[Work item] Work out how many lines of the listing hold the string "Ekran". Answer with that number alone.

[Input data]
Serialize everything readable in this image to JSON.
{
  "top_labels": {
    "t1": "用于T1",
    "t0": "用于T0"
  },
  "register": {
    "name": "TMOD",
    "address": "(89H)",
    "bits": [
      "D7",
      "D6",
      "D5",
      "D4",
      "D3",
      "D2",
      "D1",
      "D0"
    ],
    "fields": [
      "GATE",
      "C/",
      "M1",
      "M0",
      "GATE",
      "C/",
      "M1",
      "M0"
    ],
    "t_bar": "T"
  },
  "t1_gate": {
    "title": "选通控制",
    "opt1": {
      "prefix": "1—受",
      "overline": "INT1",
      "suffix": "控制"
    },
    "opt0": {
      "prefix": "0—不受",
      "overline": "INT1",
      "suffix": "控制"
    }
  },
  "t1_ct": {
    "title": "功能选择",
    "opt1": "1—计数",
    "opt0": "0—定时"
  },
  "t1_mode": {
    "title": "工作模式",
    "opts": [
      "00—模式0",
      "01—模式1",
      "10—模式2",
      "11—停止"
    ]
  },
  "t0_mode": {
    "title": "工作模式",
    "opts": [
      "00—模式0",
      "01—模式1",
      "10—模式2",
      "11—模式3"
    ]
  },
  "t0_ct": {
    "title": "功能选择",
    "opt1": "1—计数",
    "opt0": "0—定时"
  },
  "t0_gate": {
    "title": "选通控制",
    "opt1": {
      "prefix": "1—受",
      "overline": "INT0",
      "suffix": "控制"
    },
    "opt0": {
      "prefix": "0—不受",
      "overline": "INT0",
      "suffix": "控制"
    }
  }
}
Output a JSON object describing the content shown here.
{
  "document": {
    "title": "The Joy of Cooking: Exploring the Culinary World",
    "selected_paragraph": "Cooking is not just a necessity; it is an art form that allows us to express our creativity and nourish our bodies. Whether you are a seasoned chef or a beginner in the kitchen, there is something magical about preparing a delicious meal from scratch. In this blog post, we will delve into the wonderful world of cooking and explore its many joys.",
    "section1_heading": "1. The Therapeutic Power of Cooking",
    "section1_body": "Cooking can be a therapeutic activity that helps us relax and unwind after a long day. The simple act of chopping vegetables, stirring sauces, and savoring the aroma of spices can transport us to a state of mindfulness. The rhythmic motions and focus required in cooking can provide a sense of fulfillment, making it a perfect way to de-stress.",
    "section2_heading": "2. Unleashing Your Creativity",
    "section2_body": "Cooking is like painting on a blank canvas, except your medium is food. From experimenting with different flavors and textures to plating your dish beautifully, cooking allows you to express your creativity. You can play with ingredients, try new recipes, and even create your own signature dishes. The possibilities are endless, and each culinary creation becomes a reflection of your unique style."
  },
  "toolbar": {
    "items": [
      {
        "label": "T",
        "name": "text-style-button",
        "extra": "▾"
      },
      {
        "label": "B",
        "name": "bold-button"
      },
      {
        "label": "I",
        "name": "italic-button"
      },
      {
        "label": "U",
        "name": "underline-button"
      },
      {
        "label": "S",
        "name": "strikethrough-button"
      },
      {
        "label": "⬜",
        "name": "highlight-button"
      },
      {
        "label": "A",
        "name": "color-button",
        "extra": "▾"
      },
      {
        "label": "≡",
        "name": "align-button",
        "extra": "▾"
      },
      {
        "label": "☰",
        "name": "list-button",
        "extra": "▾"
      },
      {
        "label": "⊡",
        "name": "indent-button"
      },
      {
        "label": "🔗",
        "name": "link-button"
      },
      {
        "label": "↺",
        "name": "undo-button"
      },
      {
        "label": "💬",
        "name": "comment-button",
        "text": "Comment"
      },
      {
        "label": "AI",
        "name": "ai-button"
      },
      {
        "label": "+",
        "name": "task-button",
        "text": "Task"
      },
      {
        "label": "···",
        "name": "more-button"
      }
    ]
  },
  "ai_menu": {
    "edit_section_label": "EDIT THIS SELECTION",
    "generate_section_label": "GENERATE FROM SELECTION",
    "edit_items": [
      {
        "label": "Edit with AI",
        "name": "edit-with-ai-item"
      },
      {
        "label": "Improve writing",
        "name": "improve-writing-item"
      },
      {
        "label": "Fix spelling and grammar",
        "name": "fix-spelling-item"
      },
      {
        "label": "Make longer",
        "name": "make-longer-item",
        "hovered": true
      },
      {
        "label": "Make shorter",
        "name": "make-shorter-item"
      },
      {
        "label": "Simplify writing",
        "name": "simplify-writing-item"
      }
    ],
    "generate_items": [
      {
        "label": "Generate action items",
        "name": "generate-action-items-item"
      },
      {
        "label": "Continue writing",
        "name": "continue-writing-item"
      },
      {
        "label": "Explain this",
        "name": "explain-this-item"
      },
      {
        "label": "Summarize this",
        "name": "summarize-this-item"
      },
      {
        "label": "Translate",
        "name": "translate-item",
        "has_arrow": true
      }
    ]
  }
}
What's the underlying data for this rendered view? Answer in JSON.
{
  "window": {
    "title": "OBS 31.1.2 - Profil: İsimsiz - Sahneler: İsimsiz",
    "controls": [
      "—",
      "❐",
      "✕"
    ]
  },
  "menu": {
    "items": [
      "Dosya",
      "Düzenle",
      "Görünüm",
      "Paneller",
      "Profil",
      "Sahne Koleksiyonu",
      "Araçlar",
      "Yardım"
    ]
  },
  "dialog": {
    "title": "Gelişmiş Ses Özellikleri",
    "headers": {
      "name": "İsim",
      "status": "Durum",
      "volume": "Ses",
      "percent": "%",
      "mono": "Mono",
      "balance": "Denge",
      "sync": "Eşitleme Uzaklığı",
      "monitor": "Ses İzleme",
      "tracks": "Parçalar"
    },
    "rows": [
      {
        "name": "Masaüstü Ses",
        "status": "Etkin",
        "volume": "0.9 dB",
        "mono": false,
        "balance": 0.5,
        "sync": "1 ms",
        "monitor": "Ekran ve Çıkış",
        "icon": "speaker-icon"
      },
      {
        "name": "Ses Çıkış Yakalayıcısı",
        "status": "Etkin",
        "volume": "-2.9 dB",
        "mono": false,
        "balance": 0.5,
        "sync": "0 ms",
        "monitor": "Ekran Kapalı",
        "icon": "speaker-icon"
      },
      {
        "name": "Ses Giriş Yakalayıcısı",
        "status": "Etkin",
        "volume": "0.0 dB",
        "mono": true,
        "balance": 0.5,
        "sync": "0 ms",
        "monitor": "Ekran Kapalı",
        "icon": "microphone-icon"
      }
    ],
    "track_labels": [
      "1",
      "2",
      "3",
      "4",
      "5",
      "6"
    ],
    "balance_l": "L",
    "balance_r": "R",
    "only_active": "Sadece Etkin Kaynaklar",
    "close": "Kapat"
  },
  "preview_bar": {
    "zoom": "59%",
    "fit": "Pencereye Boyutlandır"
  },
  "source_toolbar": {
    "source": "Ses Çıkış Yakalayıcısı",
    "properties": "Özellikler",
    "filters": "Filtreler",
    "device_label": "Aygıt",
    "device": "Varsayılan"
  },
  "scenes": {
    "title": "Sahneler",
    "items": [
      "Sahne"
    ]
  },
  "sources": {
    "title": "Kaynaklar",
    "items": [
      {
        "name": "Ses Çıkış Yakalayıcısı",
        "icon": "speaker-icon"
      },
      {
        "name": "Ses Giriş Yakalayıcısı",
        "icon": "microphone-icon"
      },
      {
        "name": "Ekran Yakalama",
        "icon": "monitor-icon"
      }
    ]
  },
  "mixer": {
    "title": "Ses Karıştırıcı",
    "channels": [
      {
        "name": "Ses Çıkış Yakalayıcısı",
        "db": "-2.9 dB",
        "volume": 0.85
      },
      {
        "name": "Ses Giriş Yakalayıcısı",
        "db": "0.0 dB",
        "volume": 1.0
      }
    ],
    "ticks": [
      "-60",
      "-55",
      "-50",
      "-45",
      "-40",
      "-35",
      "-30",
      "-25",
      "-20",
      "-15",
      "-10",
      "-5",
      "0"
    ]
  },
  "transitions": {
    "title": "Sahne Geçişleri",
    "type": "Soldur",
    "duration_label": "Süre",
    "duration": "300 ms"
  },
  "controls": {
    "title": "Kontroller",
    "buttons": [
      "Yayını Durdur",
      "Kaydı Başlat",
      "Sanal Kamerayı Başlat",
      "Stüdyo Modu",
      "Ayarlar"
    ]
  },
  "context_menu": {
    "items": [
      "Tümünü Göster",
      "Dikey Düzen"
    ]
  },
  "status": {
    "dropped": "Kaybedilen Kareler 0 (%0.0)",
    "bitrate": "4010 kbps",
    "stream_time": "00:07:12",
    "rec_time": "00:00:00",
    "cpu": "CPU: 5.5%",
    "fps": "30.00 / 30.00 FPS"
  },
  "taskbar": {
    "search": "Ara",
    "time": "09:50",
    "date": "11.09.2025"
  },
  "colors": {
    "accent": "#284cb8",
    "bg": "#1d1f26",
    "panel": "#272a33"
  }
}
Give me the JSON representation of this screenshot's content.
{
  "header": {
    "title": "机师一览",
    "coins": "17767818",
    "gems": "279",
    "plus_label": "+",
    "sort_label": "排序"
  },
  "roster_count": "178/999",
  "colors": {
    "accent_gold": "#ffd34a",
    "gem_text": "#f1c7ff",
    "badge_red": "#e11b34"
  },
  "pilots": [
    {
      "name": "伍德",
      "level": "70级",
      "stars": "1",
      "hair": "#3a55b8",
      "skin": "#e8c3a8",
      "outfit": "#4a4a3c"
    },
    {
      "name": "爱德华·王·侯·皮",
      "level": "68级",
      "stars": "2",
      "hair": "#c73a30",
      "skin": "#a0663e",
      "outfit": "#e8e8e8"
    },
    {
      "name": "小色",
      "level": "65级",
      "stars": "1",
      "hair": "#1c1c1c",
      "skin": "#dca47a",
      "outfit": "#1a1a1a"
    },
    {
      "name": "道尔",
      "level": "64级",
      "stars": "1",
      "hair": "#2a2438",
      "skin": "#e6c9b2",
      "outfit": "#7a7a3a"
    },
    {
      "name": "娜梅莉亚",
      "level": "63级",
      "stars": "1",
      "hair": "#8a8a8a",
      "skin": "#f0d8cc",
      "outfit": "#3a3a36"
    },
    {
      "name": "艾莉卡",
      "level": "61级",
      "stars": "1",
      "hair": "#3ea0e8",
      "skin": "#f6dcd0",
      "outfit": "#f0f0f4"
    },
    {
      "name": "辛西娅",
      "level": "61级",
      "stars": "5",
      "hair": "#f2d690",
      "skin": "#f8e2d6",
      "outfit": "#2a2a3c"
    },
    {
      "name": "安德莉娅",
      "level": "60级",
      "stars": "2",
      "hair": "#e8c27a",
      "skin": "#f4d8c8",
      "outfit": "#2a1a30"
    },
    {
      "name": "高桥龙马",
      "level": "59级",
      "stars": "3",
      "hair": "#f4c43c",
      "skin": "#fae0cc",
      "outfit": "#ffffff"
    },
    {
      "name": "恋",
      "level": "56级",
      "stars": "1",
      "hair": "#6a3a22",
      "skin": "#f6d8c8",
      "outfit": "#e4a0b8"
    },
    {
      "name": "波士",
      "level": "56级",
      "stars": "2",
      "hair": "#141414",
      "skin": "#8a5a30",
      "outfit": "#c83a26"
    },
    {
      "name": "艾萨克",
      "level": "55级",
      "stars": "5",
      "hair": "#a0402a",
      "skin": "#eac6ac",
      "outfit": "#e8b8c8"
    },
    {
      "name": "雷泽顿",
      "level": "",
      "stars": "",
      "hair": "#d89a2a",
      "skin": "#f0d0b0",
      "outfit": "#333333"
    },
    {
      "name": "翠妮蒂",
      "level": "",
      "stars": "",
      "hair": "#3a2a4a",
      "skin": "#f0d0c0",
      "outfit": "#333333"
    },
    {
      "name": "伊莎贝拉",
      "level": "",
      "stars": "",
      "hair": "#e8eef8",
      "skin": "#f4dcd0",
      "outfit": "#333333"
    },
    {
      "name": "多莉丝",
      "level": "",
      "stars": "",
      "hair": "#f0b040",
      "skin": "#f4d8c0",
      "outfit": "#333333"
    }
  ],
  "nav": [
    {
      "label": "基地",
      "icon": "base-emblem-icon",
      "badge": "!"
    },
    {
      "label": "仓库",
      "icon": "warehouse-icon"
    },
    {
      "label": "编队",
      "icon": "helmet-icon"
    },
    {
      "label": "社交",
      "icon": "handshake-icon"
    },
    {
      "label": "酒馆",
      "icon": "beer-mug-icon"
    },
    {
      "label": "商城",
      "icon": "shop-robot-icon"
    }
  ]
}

[Solution for this exercise] 4